Wednesday, June 14, 2006
THE SUMMER OF ’89
Processed nostalgia isn’t normally my kind of thing, but I ended up watching The Summer Of ’89 last Saturday night. You know the kind of thing. Lots of talking heads reflect on the popular culture of the day with a bit of politics thrown in to make it seem clever (after all, it was shown on BBC 2). Much time was devoted to the M25 orbital raves that happened that summer. There can’t be many people who aren’t familiar with the story. Even my mum said, ‘Oh yes, I remember this.’ Indeed, the narrative ran on rails: dance music’s big, everyone’s taking ecstacy, promoters throw big parties, you have to ring up to find out where it is, big convoys of ravers circle the M25, and so on. However, in amongst the commonplace reminicences (did anyone really need to hear Lisa Loud explaining how ecstacy did more to reduce violence on the football terraces than the police ever could?) there was one gem. It was an interview with a farmer who hired out his field for a rave. The following day, his neighbours were mightly miffed. He remembered, with a somewhat hurt expression, that for a long time afterwards whenever he went in the local pub everyone else would move up the other end. “It was a nice pub, as well,” he said. But he added that in retrospect he didn’t mind because 20,000 people had a good time and he felt quite proud. Forget Anthony Wilson banging (again!) on about the ten year youth culture cycle and every youth movement having its own drug.
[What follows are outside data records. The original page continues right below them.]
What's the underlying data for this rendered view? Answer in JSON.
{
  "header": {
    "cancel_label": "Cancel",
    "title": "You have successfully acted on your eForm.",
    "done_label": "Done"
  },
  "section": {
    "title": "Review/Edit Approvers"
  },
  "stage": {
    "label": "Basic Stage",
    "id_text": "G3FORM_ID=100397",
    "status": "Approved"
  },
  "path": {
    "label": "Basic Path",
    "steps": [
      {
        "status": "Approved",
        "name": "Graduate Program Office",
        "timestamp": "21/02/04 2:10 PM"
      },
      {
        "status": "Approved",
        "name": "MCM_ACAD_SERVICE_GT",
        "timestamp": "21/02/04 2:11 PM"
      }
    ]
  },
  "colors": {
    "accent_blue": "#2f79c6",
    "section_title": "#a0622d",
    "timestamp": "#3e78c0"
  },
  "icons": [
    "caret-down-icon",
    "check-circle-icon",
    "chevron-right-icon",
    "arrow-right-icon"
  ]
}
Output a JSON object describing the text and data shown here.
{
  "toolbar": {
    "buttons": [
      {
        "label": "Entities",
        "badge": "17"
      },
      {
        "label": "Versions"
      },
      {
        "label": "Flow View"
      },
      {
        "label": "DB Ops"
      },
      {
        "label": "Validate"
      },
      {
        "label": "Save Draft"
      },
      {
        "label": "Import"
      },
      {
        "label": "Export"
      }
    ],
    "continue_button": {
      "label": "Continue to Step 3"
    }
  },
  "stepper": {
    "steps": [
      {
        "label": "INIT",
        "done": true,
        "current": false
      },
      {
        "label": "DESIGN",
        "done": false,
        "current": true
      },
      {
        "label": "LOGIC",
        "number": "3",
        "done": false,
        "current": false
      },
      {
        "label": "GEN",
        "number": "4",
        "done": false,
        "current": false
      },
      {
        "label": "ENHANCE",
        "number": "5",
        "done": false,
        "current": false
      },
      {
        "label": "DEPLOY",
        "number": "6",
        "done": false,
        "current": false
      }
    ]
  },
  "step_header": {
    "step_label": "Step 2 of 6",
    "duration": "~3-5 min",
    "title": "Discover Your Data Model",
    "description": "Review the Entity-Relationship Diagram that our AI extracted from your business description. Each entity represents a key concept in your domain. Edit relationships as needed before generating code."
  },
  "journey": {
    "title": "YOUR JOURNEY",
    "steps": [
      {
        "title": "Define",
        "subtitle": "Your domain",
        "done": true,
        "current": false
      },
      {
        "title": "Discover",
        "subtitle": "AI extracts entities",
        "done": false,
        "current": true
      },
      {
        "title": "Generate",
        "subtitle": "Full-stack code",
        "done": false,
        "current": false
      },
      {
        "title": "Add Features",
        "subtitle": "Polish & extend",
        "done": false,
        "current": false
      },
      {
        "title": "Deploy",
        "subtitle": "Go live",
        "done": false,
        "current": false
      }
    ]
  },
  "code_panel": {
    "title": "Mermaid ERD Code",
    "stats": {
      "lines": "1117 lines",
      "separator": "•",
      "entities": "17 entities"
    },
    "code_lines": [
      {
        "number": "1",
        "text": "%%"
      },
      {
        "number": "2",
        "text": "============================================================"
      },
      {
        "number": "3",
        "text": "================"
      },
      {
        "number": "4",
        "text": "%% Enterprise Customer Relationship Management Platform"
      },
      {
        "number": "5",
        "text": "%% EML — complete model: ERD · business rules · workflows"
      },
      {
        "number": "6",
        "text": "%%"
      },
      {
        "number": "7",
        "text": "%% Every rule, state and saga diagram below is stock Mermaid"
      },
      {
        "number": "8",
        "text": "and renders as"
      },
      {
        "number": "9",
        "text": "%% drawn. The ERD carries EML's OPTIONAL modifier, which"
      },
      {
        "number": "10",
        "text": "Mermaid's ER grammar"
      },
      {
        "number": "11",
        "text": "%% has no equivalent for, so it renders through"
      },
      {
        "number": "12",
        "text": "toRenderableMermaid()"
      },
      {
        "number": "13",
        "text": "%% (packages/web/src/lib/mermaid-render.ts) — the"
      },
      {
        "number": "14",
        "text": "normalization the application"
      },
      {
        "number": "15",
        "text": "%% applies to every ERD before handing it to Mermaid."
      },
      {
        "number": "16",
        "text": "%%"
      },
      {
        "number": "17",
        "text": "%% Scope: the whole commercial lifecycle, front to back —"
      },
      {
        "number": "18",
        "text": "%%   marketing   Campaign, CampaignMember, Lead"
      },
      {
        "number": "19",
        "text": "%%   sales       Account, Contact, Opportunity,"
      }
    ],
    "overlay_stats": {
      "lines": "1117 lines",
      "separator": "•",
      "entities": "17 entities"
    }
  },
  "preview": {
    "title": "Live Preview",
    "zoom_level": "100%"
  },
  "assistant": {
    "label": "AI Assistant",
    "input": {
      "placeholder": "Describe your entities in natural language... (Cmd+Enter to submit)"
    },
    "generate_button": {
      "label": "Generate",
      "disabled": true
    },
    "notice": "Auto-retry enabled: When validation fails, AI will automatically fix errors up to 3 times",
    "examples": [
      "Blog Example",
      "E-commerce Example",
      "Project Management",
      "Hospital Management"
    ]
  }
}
The farmer summed up the spirit of the time better than anyone.